Still, Norri had things well under control. Her inner musicality as she whipped through the steps was unaffected, and her focused, quicksilver performance was one of the bravest I’ve seen.
I mention the sound fiasco not because it was the most remarkable part of the program — it wasn’t — but to underscore the point that an artist of Burgess’s high caliber and consistent excellence ought to be performing on the grandest stages rather than in a small, tucked-away corner, whatever its appeal of coziness and nostalgia.

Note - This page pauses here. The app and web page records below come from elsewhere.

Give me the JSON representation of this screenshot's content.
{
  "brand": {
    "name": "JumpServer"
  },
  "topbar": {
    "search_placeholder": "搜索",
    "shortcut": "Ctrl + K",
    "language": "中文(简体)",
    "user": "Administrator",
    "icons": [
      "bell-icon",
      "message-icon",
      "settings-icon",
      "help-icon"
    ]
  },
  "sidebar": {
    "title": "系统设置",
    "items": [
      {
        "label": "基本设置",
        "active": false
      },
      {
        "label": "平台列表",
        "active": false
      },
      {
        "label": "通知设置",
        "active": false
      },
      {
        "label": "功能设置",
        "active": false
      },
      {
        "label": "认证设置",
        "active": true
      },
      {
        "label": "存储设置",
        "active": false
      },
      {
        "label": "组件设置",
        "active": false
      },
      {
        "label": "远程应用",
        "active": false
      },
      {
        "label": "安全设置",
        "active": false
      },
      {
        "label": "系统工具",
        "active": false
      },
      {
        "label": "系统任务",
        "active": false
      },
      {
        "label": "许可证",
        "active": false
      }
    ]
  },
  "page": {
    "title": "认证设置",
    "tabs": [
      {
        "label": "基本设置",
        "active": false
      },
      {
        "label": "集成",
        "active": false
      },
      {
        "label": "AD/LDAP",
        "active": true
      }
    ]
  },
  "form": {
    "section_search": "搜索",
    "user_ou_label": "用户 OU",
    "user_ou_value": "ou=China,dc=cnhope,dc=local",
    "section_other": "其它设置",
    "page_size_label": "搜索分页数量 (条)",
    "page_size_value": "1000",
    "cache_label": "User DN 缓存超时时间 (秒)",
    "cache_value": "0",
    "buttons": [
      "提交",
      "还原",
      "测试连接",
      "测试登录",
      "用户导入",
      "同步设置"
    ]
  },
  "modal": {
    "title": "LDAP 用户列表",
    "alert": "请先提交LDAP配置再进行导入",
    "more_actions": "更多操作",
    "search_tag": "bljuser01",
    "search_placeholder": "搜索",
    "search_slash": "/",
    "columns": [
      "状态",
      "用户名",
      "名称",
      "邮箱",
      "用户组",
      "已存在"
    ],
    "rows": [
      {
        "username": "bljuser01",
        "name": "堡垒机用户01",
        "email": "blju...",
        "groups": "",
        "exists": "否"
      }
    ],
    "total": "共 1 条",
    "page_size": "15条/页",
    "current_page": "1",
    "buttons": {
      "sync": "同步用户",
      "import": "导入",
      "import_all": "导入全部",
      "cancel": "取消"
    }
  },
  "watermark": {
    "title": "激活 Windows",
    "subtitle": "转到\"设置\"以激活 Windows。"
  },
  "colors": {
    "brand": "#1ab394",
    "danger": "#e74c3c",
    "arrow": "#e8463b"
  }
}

From his very beginnings here, landing in 1989 from his New Mexico home, Burgess stood out as a dancer, with an unforgettable way of moving. He was at once calm and unrestrained, as if wind, fire and water fluctuated inside. When I first saw his company in 1993, its promise as a cultural and artistic force was clear. Burgess, a Korean American, set out on the bold course of telling Asian American stories in dance — in its first years, he called his group “Moving Forward,” with all the underlying meaning of revelation and progress against stereotypes that the phrase implies. And he has done exactly that. His works have grown sharper and cleaner year by year, and his audience — by no means limited to the Asian community — also has grown.
Back in 1995, he told me in an interview: “What I’m trying to do right now is codify and explore a movement lexicon which is really my own.” He’s achieved that, too. His dancers move with an arresting mix of the innate smoothness and control that Burgess possessed as a dancer (he retired from the stage a few years ago), the crisp precision of the martial-arts training of his youth and modern-dance influences. Chief among these is the subtle aesthetic of Japanese choreographer Michio Ito. (Burgess revived a handful of Ito works in an illuminating 1996 program.)
Burgess’s unwavering thematic focus, deep investigation, unique vocabulary, choreographic craftsmanship, plus the equally lofty contributions from the designers with whom he collaborates: These all add up to a level of accomplishment few dance artists can match. And each of these elements was present in the weekend’s 20th-anniversary performances, which included the ensemble works “Becoming American,” drawing on Norri’s experience of being adopted from Korea, and “Charlie Chan and the Mystery of Love,” springing from Burgess’s childhood fascination with the Hollywood detective. There was also a premiere, “Caverns.”